Civilians and fighters wait to be evacuated from east Aleppo on 16 December Reuters/Abdalrhman Ismail

The evacuation of thousands of civilians and rebel fighters from Aleppo stalled again on Sunday morning, ahead of a UN Security Council debate on a French resolution on the Syrian conflict.

Syrian state TV announced a new agreement in the afternoon and later reported buses carrying fighters and their families leaving the city.

Plans to evacuate Aleppo were held up earlier on Sunday by a disagreement over the number of people to be moved out of two Shia-Muslim majority towns besieged by rebels in Idlib province.

Foua and Kafraya were supposed to be evacuated at the same time as east Aleppo but, while the rebels who hold the towns accepted that 1,500 people should be allowed to leave, Iran, an ally of Syrian President Bashar al-Assad, wanted the figure to be 4,000.

Meanwhile, some 40,000 civilians and 1,500-5,000 combatants and their families remained in Aleppo, according to UN envoy Staffan de Mistura.

Several hundred people demonstrated in solidarity with the Aleppo population in the French cities of Lille, Strasbourg and Marseille on Saturday.

France calls for international observers

The UN Security Council was to meet at 11.00am New York time (1600 GMT) to discuss a French resolution calling for "neutral monitoring" of the humanitarian efforts in Aleppo.

"Our goal through this resolution is to avoid another Srebrenica in this phase immediately following the military operations," French Ambassador Francois Delattre told the AFP news agency in a reference to the massacre of thousands of Bosnian men and boys when the town fell to Bosnian Serb forces in 1995.

The French draft proposes that:

  • Civilians be guaranteed "voluntary, safe and dignified passage" from Aleppo and other areas under UN monitoring and coordination, with priority given to the wounded and most vulnerable;

  • UN Secretary-General Ban Ki-moon quickly redeploy UN humanitarian staff already in Syria to the city "to carry out adequate, neutral monitoring, direct observation and to report on evacuations from besieged parts of Aleppo and protection of civilians inside Aleppo";

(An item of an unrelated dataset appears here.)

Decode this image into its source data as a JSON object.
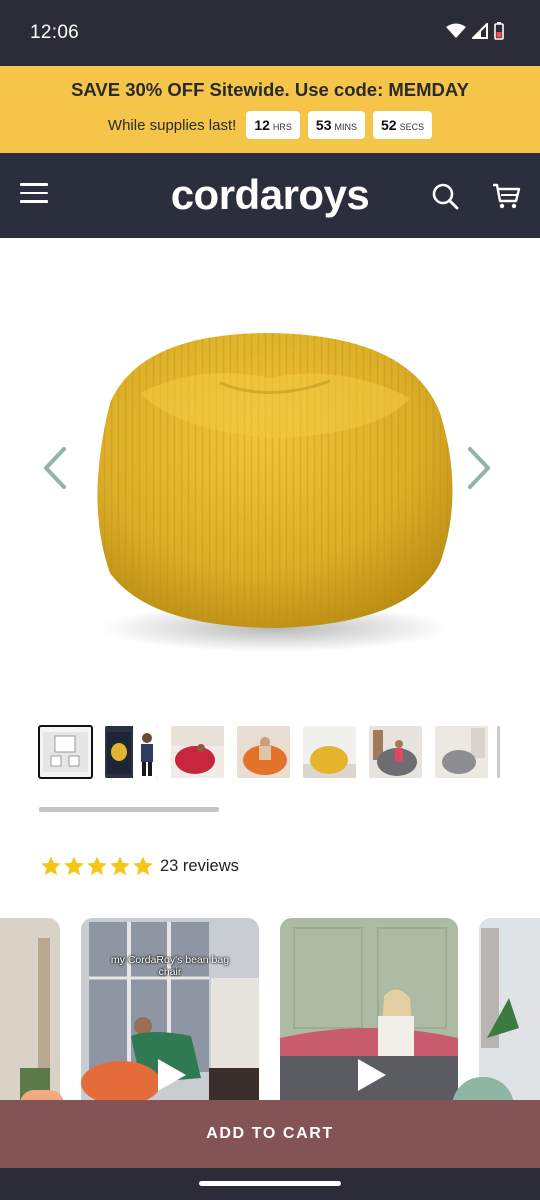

  • More staff should follow and the Syrian government should allow access;

  • Ban would report to the council within five days on whether access has been granted by the Syrian government;

  •  The protection of doctors, medical workers, ambulances and hospitals, specifically the border hospitals of Atmeh, Darkoush, Bab al-Hawa and Bab al-Salamah, where many of the evacuees would be taken.

Assad's ally Russia has vetoed several resolution on the Security Council but French President François Hollande said this week that he "could not imagine" it would block a "humanitarian" proposal.

But Russian Ambassador Vitaly Churkin said he found elements of the French proposal "questionable", expressing doubts that the observers could be quickly redeployed.

Ban has urged Syrian parties to resume the evacuation operation and allow civilians to leave safely, saying "Aleppo is now a synonym for hell."